*What the task requires*. Collect all lines from the records below that include the word "failed".

Dataset excerpts:
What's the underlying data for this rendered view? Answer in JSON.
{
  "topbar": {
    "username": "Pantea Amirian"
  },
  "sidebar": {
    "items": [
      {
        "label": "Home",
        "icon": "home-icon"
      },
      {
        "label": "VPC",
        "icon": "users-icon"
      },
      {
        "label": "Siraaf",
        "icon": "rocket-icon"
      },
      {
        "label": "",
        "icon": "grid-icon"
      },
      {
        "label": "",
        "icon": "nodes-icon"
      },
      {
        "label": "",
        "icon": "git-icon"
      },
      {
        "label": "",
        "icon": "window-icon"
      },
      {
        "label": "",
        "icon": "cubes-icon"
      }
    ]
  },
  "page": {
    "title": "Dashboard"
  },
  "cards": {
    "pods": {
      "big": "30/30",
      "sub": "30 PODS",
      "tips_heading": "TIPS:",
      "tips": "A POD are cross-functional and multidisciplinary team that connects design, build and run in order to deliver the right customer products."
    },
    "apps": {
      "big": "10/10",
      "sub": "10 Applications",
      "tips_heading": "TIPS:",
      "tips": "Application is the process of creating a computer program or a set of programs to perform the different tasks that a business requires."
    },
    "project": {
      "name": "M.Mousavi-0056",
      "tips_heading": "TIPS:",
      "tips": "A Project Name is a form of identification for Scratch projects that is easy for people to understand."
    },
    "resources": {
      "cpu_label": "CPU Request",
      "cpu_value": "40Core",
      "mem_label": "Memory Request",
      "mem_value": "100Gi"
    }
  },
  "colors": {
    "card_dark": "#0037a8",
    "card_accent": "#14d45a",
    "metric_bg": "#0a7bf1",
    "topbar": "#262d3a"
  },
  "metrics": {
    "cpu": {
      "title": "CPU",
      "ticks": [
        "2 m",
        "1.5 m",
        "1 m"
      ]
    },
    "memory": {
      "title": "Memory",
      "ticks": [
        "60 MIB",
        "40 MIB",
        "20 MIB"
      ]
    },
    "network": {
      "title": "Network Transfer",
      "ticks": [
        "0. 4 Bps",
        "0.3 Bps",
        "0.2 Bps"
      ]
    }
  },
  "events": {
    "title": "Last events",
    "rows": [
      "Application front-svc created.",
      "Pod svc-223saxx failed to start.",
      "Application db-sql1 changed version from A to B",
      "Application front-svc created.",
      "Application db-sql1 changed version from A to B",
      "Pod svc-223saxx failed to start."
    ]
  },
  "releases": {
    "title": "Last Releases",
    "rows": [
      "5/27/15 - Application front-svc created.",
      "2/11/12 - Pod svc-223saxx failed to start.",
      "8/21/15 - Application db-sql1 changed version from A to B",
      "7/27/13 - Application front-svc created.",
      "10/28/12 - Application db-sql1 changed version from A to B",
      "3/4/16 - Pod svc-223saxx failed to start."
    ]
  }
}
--
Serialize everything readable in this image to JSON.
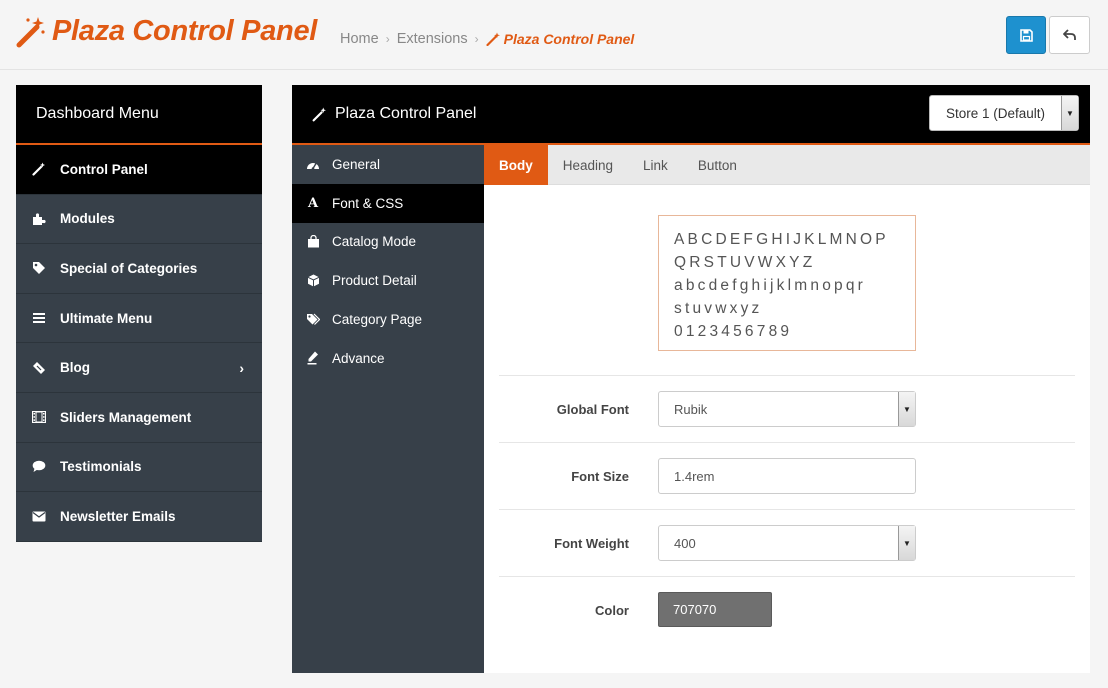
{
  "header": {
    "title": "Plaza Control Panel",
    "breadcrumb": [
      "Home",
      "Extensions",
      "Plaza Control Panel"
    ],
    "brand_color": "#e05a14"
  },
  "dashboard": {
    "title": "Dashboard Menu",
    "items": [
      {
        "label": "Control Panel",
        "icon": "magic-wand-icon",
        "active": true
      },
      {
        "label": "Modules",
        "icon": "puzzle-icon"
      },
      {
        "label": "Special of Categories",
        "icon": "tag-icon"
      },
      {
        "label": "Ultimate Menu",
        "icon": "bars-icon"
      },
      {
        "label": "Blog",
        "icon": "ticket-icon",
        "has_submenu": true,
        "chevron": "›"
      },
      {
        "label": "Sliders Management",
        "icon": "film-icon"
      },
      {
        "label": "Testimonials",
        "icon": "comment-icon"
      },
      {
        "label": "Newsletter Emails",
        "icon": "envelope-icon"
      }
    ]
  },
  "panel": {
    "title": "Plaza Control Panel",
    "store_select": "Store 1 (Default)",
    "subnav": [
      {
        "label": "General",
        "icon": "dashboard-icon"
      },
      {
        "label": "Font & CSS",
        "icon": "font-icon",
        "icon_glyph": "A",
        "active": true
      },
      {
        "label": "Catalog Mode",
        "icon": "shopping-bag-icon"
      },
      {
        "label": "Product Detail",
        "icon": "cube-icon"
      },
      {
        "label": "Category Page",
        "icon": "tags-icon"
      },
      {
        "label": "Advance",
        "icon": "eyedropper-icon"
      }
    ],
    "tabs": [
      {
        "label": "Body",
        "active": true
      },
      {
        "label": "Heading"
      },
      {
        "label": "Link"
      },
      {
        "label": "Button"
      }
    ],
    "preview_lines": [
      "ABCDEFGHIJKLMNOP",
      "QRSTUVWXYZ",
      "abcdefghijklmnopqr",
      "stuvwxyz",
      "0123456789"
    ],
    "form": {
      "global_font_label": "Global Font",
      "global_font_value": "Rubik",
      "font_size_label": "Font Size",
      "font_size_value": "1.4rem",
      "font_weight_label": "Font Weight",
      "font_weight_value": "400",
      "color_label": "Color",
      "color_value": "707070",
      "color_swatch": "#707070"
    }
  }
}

*Worked solution*.
      "Pod svc-223saxx failed to start.",
      "Pod svc-223saxx failed to start."
      "2/11/12 - Pod svc-223saxx failed to start.",
      "3/4/16 - Pod svc-223saxx failed to start."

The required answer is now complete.